Tate has been producing and running Online Courses for three years with the launch of the Artists Techniques and Methods Course in 2008 and a second Introduction to Drawing Techniques Course in 2010. There are over 1500 registered users on the Tate Online courses, many of them based outside the UK. The courses are based upon a unique model of trying to provide the equivalent of an online evening class rather than an accredited course. Each course consists of six tutorial units which are accompanied by a discussion forum and an image gallery. The course units are highly interactive and contain a lot of video and animation. The courses are designed to be informal and practical so that students can learn about techniques, try them out at home and then share the results with other students on the discussion forum and in the image gallery.  Once a user has signed up to the course they have unlimited access to the course environment so they can spend as long as they like studying the material and can re-visit the course over a long timeframe. The demonstration of the online courses will provide a unique opportunity for museum professionals to have a look at the Tate Online courses without having to pay for them. The demonstration will also examine how to create a business model for producing and running online courses so that they generate revenue for your museum. The courses were developed using Moodle (a free open source LMS) and an inexpensive authoring tool called Articulate. The demonstration will show how tools such as these can be used to create online courses incorporating new or existing content, including video, animation and images. The Tate online courses were created on a very low budget, often re-using content that had been created for other projects. I will discuss how to build up an online community of learners and the benefits and disadvantages of providing an online tutor. I will also share the user research Tate has carried out to discover what students look for in an online course and which course features and formats work best with this user group.

Type: 

Demonstration - show your project

Authors

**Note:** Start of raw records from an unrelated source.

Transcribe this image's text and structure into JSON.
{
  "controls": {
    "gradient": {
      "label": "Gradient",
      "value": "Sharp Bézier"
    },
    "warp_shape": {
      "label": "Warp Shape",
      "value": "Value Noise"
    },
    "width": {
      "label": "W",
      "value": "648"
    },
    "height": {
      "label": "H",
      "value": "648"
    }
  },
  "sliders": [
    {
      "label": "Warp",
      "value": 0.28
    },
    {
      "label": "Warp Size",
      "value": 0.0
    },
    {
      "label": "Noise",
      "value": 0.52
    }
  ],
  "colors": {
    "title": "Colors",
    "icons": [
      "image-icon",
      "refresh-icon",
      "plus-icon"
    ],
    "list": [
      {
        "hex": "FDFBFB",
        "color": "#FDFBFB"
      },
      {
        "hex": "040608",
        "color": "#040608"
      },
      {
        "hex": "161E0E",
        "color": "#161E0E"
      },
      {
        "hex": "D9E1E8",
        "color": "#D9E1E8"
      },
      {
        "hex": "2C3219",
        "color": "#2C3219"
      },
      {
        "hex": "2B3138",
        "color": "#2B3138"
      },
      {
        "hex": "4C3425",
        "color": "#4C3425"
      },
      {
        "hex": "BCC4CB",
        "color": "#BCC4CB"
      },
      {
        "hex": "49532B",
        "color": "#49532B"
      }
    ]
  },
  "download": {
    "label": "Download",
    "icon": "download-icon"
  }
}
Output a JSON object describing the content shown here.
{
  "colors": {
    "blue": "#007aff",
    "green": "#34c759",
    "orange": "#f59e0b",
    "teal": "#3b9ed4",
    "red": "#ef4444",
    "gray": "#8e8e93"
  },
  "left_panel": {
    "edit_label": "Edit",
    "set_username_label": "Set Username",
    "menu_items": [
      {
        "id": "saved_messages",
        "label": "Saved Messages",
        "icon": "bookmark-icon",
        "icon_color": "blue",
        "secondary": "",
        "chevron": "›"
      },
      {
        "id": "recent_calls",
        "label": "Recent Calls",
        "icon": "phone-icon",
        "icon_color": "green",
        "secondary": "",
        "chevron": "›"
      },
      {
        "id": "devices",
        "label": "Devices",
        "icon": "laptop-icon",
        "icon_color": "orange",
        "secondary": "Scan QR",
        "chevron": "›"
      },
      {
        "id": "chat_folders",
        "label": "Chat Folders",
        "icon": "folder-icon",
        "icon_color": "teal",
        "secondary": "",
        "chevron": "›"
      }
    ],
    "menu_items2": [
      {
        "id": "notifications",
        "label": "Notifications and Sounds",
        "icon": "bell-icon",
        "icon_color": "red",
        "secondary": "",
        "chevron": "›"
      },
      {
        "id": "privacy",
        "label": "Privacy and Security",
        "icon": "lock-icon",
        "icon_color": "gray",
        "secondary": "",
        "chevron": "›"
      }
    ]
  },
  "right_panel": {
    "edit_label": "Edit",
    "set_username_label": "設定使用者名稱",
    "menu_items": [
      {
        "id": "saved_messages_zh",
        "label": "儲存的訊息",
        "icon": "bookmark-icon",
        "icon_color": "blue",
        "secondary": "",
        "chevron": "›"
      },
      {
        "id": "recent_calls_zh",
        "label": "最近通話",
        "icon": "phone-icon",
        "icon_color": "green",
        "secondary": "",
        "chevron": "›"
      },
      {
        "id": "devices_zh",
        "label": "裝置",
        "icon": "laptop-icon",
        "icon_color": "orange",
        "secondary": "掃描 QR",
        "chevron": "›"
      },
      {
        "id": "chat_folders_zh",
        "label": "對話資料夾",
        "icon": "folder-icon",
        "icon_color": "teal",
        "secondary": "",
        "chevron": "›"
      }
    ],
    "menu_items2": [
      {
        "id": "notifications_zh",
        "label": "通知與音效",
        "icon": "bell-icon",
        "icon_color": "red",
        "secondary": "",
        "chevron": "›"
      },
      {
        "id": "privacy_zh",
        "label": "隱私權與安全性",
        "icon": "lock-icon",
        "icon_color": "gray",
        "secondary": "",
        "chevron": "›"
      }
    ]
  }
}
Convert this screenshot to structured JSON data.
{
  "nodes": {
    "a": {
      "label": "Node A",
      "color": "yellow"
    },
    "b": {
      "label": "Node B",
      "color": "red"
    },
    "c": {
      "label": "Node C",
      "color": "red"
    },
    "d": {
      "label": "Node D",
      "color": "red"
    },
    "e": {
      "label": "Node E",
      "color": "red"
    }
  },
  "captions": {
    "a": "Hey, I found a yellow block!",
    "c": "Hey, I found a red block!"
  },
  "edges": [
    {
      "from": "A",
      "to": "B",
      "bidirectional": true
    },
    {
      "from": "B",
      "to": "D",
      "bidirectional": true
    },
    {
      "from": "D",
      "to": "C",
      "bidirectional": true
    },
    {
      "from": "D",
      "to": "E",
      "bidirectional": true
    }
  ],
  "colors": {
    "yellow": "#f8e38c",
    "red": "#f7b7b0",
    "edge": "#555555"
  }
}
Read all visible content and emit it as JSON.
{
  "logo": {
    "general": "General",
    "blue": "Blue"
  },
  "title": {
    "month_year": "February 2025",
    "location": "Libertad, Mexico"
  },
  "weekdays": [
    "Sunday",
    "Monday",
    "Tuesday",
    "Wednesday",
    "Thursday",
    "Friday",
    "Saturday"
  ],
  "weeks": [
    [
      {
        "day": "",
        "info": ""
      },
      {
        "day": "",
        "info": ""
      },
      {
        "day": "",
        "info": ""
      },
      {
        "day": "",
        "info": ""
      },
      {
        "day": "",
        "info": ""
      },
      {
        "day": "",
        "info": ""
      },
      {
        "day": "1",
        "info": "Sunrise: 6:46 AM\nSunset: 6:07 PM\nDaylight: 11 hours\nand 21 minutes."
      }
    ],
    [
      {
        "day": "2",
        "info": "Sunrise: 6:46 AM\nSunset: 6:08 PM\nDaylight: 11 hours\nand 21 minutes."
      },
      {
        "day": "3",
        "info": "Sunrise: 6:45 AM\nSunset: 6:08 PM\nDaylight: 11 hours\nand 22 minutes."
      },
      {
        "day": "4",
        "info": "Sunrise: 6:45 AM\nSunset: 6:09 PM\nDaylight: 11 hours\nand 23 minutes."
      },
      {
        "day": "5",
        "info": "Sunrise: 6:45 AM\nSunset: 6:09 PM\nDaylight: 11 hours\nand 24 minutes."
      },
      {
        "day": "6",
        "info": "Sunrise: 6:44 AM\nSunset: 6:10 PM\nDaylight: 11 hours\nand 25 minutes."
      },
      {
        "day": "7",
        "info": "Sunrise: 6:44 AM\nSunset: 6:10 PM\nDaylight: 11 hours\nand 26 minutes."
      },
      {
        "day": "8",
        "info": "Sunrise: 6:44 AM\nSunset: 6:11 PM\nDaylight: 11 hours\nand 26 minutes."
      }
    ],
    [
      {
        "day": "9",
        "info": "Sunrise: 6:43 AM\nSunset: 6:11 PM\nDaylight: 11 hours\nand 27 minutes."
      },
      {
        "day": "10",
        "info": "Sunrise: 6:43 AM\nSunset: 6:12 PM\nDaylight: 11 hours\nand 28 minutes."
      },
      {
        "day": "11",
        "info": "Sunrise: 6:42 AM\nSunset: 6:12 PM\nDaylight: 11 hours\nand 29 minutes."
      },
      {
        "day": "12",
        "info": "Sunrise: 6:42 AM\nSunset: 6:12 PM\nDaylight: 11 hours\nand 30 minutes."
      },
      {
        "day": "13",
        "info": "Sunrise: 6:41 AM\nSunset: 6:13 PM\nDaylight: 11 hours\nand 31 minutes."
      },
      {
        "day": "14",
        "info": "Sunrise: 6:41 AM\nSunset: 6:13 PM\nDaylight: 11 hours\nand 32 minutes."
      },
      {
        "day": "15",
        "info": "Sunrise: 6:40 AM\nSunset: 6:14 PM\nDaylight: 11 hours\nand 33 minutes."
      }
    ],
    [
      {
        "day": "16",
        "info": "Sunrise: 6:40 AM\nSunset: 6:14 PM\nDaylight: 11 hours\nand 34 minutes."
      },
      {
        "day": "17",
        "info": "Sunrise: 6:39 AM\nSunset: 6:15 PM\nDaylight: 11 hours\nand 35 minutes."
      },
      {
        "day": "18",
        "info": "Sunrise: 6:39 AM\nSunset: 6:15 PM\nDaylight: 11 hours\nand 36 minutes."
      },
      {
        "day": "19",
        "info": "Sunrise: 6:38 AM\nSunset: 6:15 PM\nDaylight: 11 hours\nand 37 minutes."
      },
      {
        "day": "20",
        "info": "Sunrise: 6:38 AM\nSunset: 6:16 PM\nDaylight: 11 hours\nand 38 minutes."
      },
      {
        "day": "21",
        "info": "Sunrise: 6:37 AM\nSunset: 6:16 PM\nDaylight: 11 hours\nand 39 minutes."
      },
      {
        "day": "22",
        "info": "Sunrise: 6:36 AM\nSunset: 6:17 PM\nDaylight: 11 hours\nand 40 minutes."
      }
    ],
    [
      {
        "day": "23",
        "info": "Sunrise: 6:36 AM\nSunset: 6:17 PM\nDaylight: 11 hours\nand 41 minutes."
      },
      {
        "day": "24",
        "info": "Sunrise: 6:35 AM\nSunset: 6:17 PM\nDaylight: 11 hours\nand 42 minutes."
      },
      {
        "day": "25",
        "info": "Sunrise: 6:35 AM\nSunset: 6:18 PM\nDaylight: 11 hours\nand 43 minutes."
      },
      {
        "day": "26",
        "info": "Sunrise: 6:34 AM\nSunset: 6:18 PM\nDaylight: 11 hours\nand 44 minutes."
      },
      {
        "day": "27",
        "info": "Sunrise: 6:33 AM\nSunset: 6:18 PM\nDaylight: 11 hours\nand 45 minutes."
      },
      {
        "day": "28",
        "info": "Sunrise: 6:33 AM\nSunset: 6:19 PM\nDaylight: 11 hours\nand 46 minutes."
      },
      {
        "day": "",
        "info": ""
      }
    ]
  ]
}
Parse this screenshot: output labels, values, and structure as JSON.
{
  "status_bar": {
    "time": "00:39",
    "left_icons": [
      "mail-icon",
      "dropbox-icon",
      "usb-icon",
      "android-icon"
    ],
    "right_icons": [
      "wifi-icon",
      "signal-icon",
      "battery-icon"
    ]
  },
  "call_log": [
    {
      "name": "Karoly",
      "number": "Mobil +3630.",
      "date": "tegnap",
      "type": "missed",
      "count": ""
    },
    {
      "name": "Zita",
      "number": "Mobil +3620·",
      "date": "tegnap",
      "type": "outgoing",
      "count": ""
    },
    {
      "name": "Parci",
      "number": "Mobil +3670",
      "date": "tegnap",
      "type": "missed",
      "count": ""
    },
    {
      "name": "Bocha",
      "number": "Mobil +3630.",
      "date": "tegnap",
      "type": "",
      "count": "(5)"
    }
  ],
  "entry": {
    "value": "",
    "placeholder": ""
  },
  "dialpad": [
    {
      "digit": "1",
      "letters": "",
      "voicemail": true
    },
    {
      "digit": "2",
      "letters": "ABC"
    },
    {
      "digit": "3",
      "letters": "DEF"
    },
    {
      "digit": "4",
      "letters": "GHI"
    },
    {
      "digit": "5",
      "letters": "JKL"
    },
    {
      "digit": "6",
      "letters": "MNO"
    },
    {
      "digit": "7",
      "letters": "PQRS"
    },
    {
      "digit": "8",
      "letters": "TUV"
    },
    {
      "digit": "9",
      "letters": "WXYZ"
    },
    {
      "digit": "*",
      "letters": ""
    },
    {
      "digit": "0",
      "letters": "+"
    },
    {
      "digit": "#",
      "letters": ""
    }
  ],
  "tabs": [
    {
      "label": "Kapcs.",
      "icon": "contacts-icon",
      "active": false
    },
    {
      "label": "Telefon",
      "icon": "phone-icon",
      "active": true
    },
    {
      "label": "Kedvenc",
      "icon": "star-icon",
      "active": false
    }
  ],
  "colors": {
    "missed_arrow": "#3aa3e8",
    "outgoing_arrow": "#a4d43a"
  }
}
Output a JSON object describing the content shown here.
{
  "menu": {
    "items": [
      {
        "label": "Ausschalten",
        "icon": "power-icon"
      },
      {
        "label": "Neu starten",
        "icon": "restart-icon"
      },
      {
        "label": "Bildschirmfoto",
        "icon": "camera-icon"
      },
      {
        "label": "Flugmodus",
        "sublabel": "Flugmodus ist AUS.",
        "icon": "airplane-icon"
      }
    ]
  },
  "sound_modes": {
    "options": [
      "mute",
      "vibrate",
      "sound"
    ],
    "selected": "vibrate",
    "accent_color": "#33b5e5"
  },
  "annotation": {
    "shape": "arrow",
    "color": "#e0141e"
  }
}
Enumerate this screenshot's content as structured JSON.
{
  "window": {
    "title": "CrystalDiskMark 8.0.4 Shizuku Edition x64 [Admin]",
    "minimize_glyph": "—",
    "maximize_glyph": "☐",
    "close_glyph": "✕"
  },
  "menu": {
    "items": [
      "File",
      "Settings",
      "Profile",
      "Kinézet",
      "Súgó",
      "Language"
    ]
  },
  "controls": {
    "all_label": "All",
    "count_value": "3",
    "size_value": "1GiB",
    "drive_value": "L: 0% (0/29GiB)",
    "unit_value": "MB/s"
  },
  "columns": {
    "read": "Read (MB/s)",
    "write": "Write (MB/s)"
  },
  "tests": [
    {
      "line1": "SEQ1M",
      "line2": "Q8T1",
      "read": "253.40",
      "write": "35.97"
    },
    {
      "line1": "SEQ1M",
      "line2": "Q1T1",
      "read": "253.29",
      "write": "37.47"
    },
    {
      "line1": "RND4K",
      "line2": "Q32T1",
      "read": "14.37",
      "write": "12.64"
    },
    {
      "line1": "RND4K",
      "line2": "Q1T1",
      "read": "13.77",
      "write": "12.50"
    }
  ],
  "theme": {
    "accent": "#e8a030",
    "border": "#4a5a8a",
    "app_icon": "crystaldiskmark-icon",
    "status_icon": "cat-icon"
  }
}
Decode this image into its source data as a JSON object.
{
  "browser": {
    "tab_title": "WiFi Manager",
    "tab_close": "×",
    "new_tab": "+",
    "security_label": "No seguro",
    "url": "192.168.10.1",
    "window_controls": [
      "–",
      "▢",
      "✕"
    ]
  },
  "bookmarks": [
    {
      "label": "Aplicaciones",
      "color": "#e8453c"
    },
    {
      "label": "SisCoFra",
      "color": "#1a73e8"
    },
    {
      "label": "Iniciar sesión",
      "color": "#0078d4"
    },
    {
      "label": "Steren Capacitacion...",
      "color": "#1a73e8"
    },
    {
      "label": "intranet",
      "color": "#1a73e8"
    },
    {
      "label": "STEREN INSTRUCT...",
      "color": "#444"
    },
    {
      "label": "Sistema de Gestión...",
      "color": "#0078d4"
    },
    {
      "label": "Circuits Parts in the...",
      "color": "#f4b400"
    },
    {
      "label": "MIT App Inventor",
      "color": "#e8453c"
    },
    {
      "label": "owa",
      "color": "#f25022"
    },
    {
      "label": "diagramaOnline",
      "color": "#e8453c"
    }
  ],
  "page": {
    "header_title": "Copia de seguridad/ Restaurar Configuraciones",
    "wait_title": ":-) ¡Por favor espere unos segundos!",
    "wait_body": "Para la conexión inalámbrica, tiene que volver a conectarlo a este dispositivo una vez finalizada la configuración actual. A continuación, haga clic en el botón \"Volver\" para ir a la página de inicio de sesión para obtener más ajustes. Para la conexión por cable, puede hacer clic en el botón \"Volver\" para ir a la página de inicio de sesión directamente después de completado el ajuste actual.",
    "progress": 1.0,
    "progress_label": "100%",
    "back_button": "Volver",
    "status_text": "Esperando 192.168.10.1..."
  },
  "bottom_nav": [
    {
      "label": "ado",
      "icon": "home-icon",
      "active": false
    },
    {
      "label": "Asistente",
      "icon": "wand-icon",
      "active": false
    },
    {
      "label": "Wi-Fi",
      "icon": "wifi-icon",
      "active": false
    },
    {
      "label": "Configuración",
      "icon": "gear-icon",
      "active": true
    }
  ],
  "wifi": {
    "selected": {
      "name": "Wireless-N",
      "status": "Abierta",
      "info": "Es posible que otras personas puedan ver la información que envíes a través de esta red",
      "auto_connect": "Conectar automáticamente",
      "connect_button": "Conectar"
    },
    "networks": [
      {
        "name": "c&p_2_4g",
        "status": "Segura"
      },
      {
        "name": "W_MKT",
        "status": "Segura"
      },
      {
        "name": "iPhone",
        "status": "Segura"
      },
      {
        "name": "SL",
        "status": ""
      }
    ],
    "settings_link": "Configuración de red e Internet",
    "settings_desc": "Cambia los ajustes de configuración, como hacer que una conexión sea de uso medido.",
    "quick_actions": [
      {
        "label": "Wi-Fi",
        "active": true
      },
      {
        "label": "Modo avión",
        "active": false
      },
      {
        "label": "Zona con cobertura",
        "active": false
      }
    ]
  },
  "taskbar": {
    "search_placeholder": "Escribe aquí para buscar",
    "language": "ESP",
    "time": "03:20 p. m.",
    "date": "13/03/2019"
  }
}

rcardiff's picture
I have been the e-Learning Editor at Tate since 2005. I am responsible for the learning materials on the Tate website www.tate.org.uk/learnonline. I also oversee the running of the Tate Kids and Young Tate sites.